Put Them Away
- In preparation for the Commonwealth Games, the Delhi government is hiding slums behind tree covers. Eyesores like drains are also being covered.
- It is also rounding up beggars and putting them in beggar homes
- The plan was to build walls around slums etc; the government later opted for a green cover
"Garibi Hatao" was Indira Gandhi's rallying cry in 1971. But as the Commonwealth Games grow menacingly closer, the government would rather cry out "Garib Hatao, Gandagi Chhipao". Lest shanties and dirt get in the way of a picturesque setting, the Delhi government is on an overdrive to hide the dirt and chase out the poor. The Public Works Department has begun the task of planting bamboo and other fast-growing trees to cover up unpleasant sights across the city. One of the first such locations to be hidden away from a highway that will be used by visitors for the Commonwealth Games is Nehru Camp, a 20-year-old slum that is home to a few thousand people.
The government is also hiding an enormous drain along the road to the Yamuna Sports Complex, one of the games venues, with a tree cover. "We have to upgrade the city for the games but with limited time and resources there is not much we can do. A green cover unlike a wall, on the other hand, benefits everybody," says Kewal Sharma, principal secretary with the PWD.
"The government has no respect for the poor," says Rahman Khan, a resident of the slum in east Delhi and a watchman. "What the government is hiding is its failure. It can instead give us low-cost houses for which we can pay, let's say, Rs 500 each month," he adds. But most residents of this slum, never sure if their homes are going to survive another day, welcome the move to hide them. "We are always afraid of being hounded out. Being hidden is better than living for perpetuity with fear," says Dharam Raj, a tailor who lives in the slum. About two years ago, sections of Nehru Camp were broken to make room for widening the highway.
It’s not just slums and drains, even beggars, the homeless, and just about anyone bedraggled are being rounded up from across the city. Several hundreds of them have been confined to 12 beggar homes located on the city’s peripheries. Two months ago, Shobha Kale, her sister, and her niece – residents of a traffic roundabout near Pusa Road – were accused of begging and hauled off to the women’s beggar home in Tihar Jail’s Nirmal Chaya block. Recalls Shobha, “We were in pitch darkness, shut in with 25 women. Many were half-naked crazies who tore at their hair and tried to bite us.”

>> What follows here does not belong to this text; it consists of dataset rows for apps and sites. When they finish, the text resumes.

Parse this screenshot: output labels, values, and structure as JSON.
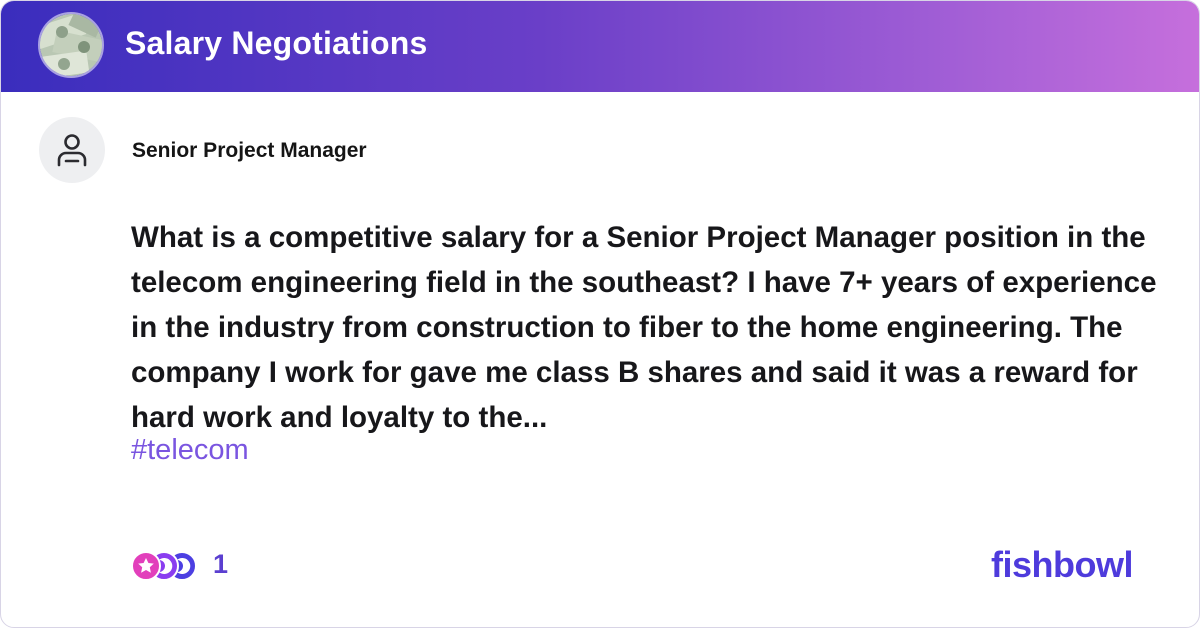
{
  "header": {
    "bowl_title": "Salary Negotiations",
    "bowl_avatar_icon": "money-bills-icon"
  },
  "post": {
    "author_avatar_icon": "user-icon",
    "author_title": "Senior Project Manager",
    "text": "What is a competitive salary for a Senior Project Manager position in the telecom engineering field in the southeast? I have 7+ years of experience in the industry from construction to fiber to the home engineering. The company I work for gave me class B shares and said it was a reward for hard work and loyalty to the...",
    "tag": "#telecom"
  },
  "footer": {
    "reaction_icons": [
      "reaction-icon-1",
      "reaction-icon-2",
      "reaction-icon-3"
    ],
    "reaction_count": "1",
    "brand": "fishbowl"
  },
  "colors": {
    "header_gradient_start": "#3a2dbd",
    "header_gradient_end": "#c66fdc",
    "accent": "#7a55e0",
    "brand": "#4e3bdc"
  }
}
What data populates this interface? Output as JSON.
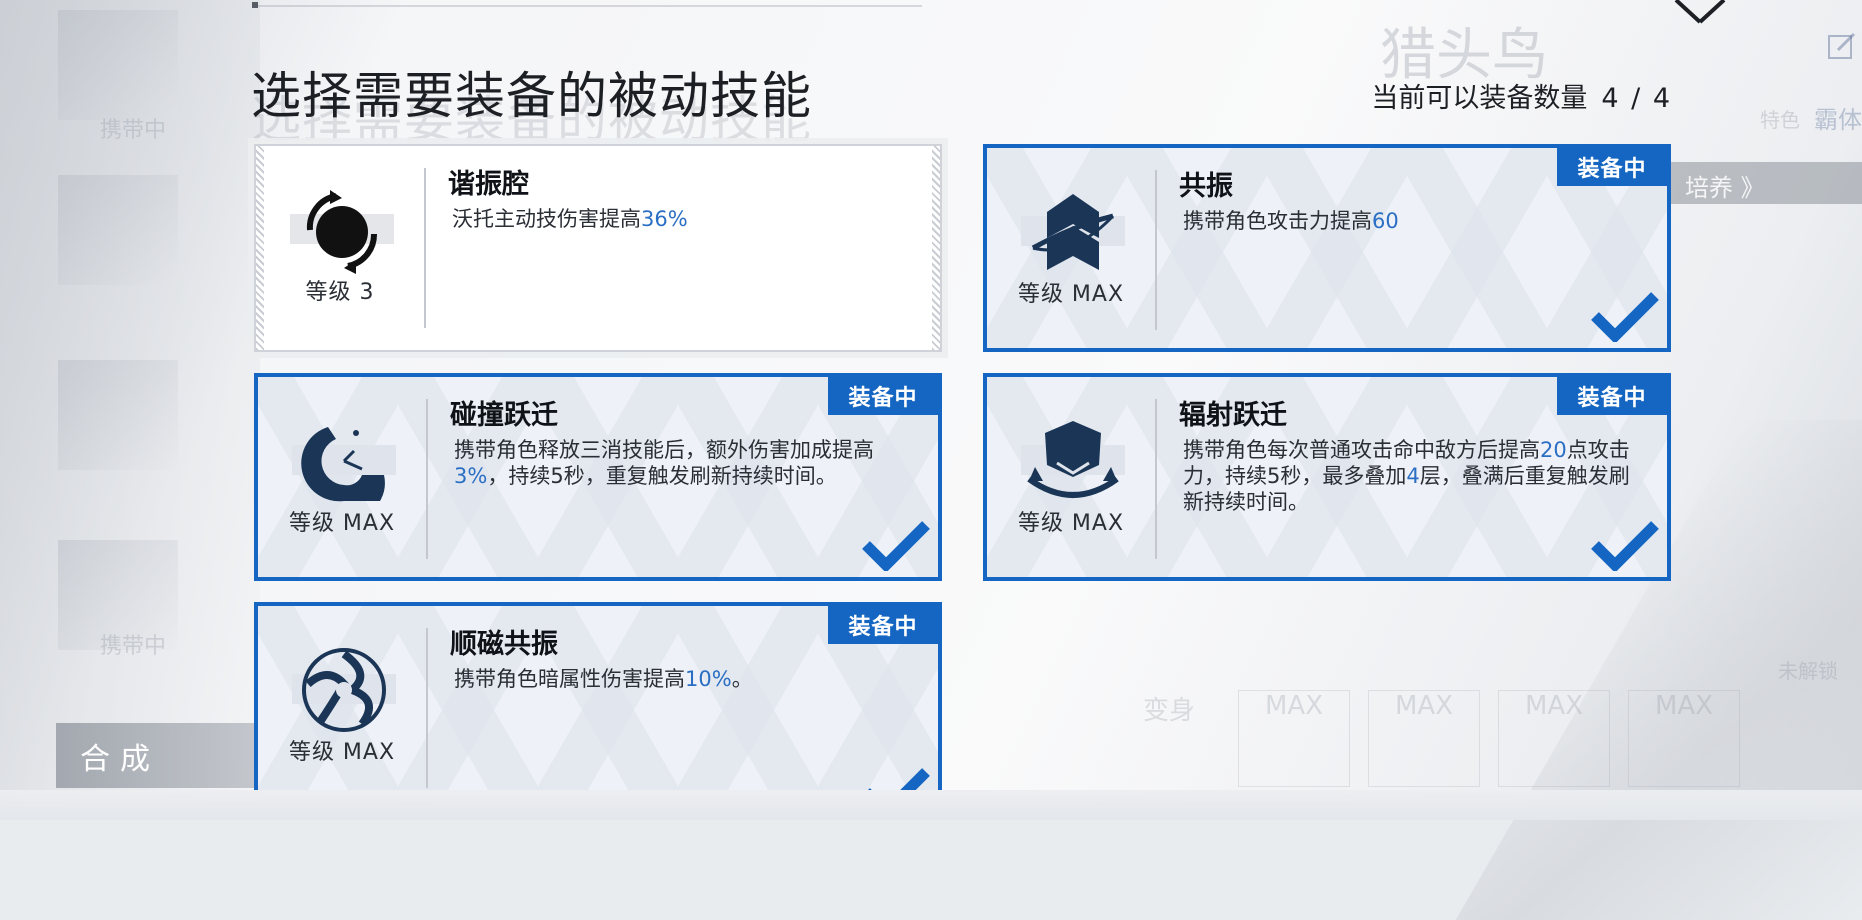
{
  "header": {
    "title": "选择需要装备的被动技能",
    "capacity_label": "当前可以装备数量",
    "capacity_value": "4 / 4"
  },
  "background": {
    "carry_label": "携带中",
    "char_name": "猎头鸟",
    "trait_label": "特色",
    "trait_value": "霸体",
    "train_label": "培养 》",
    "locked_label": "未解锁",
    "slot_level_label": "等级",
    "slot_level_value": "MAX",
    "slot_variant_label": "变身"
  },
  "synth_button": {
    "label": "合成"
  },
  "skills": [
    {
      "name": "谐振腔",
      "level": "等级 3",
      "desc_parts": [
        "沃托主动技伤害提高",
        "36%",
        ""
      ],
      "equipped": false,
      "icon": "resonance-chamber-icon"
    },
    {
      "name": "共振",
      "level": "等级 MAX",
      "desc_parts": [
        "携带角色攻击力提高",
        "60",
        ""
      ],
      "equipped": true,
      "badge": "装备中",
      "icon": "resonance-chevron-icon"
    },
    {
      "name": "碰撞跃迁",
      "level": "等级 MAX",
      "desc_parts": [
        "携带角色释放三消技能后，额外伤害加成提高",
        "3%",
        "，持续5秒，重复触发刷新持续时间。"
      ],
      "equipped": true,
      "badge": "装备中",
      "icon": "collision-gauge-icon"
    },
    {
      "name": "辐射跃迁",
      "level": "等级 MAX",
      "desc_parts": [
        "携带角色每次普通攻击命中敌方后提高",
        "20",
        "点攻击力，持续5秒，最多叠加",
        "4",
        "层，叠满后重复触发刷新持续时间。"
      ],
      "equipped": true,
      "badge": "装备中",
      "icon": "radiation-shield-icon"
    },
    {
      "name": "顺磁共振",
      "level": "等级 MAX",
      "desc_parts": [
        "携带角色暗属性伤害提高",
        "10%",
        "。"
      ],
      "equipped": true,
      "badge": "装备中",
      "icon": "paramagnetic-swirl-icon"
    }
  ],
  "colors": {
    "accent": "#1466c2",
    "highlight": "#2b6fc4",
    "title_text": "#1c1f24"
  }
}
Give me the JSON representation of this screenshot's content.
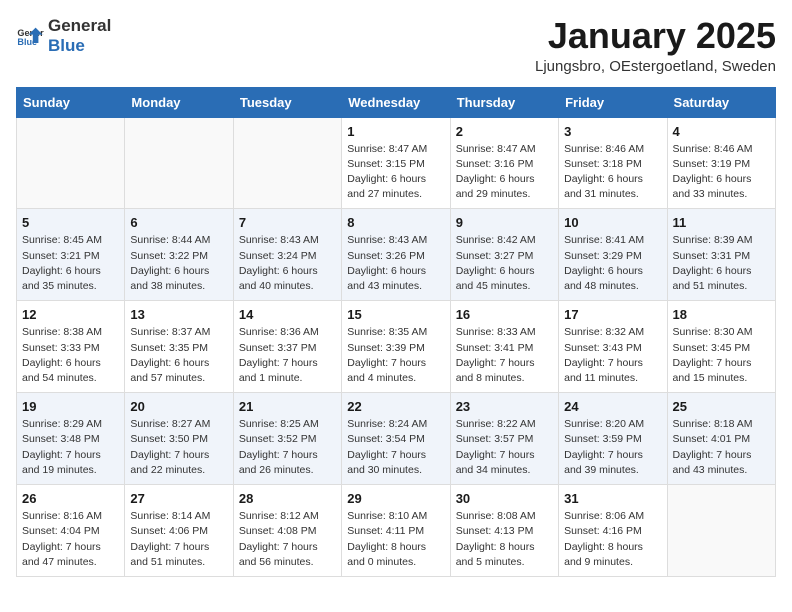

In January earlier this year, the Delhi government’s department of social welfare prepared a time-bound action plan with “physical targets” – in other words, number of beggars to be caught. An RTI application filed by the Housing and Land Rights Network found out that the government had devised a three-pronged approach: a media campaign cautioning citizens not to patronise beggars, putting mobile courts on patrol at tourist spots and intersections that traffic police had identified as beggars’ haunts, and beefing up these ‘anti-begging squads’ with police protection.
Many beggars, scared of being persecuted, are ending up in regions around the national capital region, such as Mathura.
The government campaign to chase beggars out of Delhi was described as a “crime against humanity” by Justice S Muralidhar of the Delhi High Court in October this year, in response to a PIL filed by activist Harsh Mander that sought to decriminalise begging. While there’s a lull in the round-ups, beggars can still be prosecuted under the Bombay Prevention of Beggary Act 1959. And people like Shobha Kale still languish in beggar’s homes, or get ejected out of this aspiring world-class city.
Sudhish Pachauri, a cultural critic and a professor of Hindi at Delhi University, blames this on the "vestiges of colonialism in us". "All what the government is doing is putting make-up on that will disappear in 24 hours. Not comfortable with our reality, we always want to appear the way they want us to see," he says. "Aren't there poor in other Commonwealth countries that the British plundered for so long?" Pachauri asks.
By Debarshi Dasgupta, Shruti Ravindran. A slightly shorter version of this appears in print.